» **Records drawn from a dataset**:
+++

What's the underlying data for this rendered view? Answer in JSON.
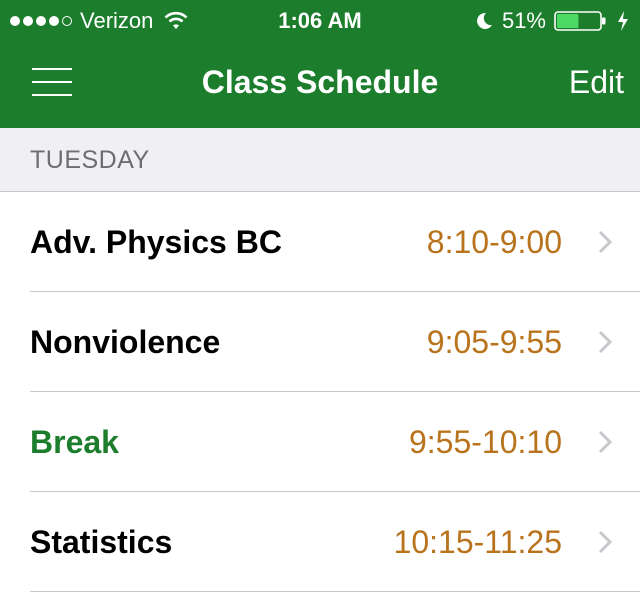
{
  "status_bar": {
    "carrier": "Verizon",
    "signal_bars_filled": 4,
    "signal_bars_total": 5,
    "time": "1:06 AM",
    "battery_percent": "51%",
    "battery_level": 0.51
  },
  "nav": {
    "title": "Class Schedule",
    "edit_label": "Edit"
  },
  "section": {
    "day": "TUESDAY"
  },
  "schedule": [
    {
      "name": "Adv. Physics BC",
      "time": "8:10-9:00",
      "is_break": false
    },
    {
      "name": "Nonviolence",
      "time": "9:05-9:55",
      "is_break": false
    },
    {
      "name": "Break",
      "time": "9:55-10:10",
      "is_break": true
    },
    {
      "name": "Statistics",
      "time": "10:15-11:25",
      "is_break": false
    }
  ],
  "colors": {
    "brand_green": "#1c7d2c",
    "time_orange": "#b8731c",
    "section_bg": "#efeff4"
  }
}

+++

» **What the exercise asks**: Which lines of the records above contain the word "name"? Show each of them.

» **Output below**:
      "name": "Adv. Physics BC",
      "name": "Nonviolence",
      "name": "Break",
      "name": "Statistics",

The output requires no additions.